Evidence exists that humans are exposed to plastic microparticles via diet. Data on intestinal particle uptake and health-related effects resulting from microplastic exposure are scarce. The aim of the study was to analyze the uptake and effects of microplastic particles in human in vitro systems and in rodents in vivo.
The gastrointestinal uptake of microplastics was studied in vitro using the human intestinal epithelial cell line Caco-2 and thereof-derived co-cultures mimicking intestinal M-cells and goblet cells. Different sizes of spherical fluorescent polystyrene (PS) particles (1, 4 and 10 μm) were used to study particle uptake and transport. A 28-days in vivo feeding study was conducted to analyze transport at the intestinal epithelium and oxidative stress response as a potential consequence of microplastic exposure.
Male reporter gene mice were treated three times per week by oral gavage with a mixture of 1 μm (4.55 × 107 particles), 4 μm (4.55 × 107 particles) and 10 μm (1.49 × 106 particles) microplastics at a volume of 10 mL/kg/bw. Effects of particles on macrophage polarization were investigated using the human cell line THP-1 to detect a possible impact on intestinal immune cells.
Altogether, the results of the study demonstrate the cellular uptake of a minor fraction of particles.
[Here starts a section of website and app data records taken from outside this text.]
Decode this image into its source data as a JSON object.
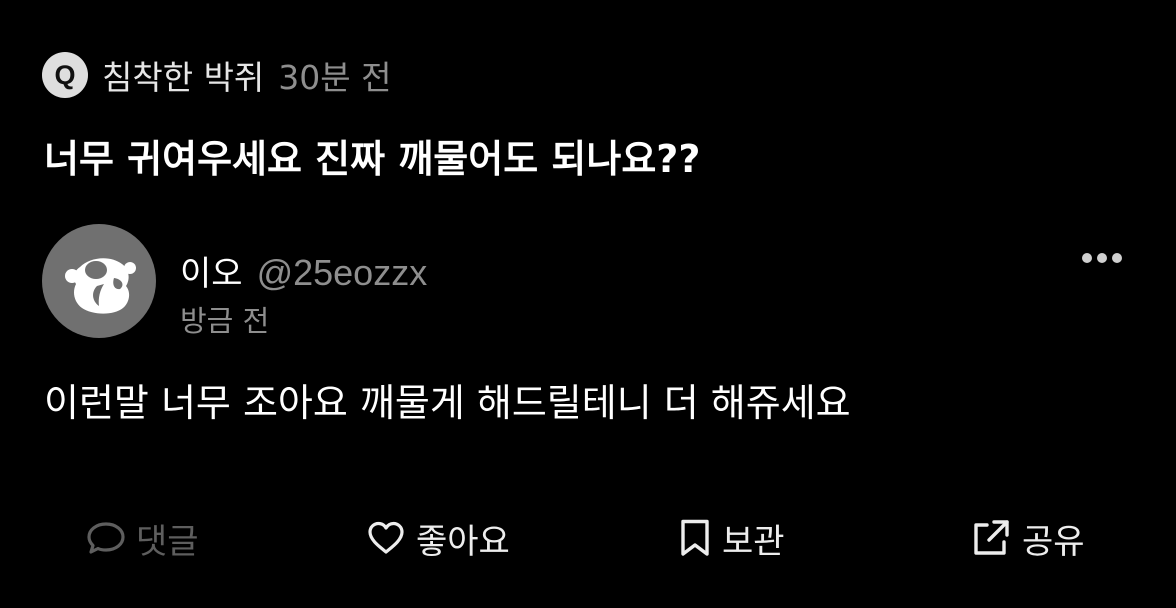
{
  "question": {
    "badge": "Q",
    "asker_name": "침착한 박쥐",
    "asked_time": "30분 전",
    "text": "너무 귀여우세요 진짜 깨물어도 되나요??"
  },
  "answer": {
    "display_name": "이오",
    "handle": "@25eozzx",
    "time": "방금 전",
    "text": "이런말 너무 조아요 깨물게 해드릴테니 더 해쥬세요",
    "more_icon": "more-horizontal-icon"
  },
  "actions": {
    "comment": {
      "label": "댓글",
      "icon": "comment-bubble-icon",
      "enabled": false
    },
    "like": {
      "label": "좋아요",
      "icon": "heart-icon"
    },
    "save": {
      "label": "보관",
      "icon": "bookmark-icon"
    },
    "share": {
      "label": "공유",
      "icon": "share-external-icon"
    }
  },
  "colors": {
    "background": "#000000",
    "primary_text": "#ffffff",
    "secondary_text": "#8e8e8e",
    "disabled_text": "#5e5e5e",
    "avatar_bg": "#707070"
  }
}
In vivo data show the absence of histologically detectable lesions and inflammatory responses. The particles did not interfere with the differentiation and activation of the human macrophage model. The present results suggest that oral exposure to PS microplastic particles under the chosen experimental conditions does not pose relevant acute health risks to mammals.